That said, it may all be psychological and the old calipers have just worn from thousands of miles of wear and tear. Do let me know if you’ve performed a similar upgrade, or have recommendations on what I should upgrade next. By all accounts, it looks like the wheels will be the next upgrade – but that’s probably a birthday present to myself in March – once the weather has improved.

The power of data to reduce my electricity bills

Over the past 18 months, I’ve kept a record, pretty much every minute, of my electricity usage. I bought an EDF energy monitor, then used the data-cable to link it up to my home PC to catalogue the data that it’s been producing.

Though there’s an overhead in running some electricity to find out what my electricity consumption figure are, the results have been quite exciting. I’ve yet to really dig deep into the statistics, but have been using Google Charts to play around with the stats to work out what the most efficient combinations are to use the least electricity in my house.

Screenshot 2014-11-24 17.54.44

I have the advantage that the entire house runs off electricity, and with only a few hours of downtime in the last 18 months, I’ve now got a useful dataset to play with. I’m now writing a simple API to pull the data out in a way that makes sense to me, and will be consuming that data with Google Charts and D3JS to do year-on-year comparisons & more granular data analysis.

So far this year though, even with the simple graph I have here at we’ve managed to save approx 15% on our electricity bills through fine-tuning the water heater and underfoot heating to behave in the most energy-efficient way. I’d love to take this further and start developing on top of this.

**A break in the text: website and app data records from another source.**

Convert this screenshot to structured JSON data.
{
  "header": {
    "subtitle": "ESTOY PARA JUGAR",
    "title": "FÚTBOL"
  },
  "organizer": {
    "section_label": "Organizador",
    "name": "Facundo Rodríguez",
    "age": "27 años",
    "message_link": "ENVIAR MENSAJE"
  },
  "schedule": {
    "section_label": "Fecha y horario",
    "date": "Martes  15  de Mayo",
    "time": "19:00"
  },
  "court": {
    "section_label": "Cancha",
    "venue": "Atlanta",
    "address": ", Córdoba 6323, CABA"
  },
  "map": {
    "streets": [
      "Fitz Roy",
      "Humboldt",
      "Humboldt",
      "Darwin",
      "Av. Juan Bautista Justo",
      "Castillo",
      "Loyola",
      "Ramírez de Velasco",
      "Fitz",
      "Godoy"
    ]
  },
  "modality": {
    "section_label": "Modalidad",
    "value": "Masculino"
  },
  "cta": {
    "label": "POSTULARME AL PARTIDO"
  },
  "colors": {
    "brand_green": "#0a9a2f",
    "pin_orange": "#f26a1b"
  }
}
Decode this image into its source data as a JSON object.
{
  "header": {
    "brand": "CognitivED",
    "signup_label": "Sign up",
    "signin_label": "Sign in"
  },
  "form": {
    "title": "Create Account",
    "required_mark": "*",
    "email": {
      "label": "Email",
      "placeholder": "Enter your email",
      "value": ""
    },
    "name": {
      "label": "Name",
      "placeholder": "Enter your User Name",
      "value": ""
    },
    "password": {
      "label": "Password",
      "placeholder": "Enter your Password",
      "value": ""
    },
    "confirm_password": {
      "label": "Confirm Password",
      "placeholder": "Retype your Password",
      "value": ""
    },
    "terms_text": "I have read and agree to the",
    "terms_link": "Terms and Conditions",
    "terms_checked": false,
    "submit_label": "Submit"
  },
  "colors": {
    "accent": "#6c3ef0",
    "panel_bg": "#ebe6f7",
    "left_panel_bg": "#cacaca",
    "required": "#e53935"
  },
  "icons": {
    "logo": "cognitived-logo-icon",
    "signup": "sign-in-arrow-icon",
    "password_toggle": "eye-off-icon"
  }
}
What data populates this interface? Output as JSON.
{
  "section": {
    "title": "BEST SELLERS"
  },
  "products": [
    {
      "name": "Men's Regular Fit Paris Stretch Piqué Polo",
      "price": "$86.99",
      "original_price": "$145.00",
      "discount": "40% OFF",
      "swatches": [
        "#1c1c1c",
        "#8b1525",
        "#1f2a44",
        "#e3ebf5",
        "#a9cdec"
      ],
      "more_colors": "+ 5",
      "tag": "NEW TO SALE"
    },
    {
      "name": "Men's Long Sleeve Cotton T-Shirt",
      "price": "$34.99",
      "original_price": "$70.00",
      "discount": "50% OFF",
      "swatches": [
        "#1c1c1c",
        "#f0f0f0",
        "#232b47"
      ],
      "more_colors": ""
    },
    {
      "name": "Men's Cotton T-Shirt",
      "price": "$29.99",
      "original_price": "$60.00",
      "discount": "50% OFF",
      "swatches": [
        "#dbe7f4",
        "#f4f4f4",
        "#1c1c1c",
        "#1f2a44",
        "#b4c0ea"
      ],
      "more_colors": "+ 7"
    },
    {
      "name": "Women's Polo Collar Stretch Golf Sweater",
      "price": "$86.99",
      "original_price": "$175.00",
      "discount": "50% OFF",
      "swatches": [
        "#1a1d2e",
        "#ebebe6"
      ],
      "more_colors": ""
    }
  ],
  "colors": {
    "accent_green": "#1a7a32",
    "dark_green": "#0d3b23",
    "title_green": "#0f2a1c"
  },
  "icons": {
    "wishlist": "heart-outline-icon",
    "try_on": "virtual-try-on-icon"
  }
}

If anyone’s interested in helping consume the data, please get in touch and I’ll give you access to a simple API. If you also have an EDF energy meter, I’ll also pass on instructions to get the program setup to start cataloguing your own home electricity usage.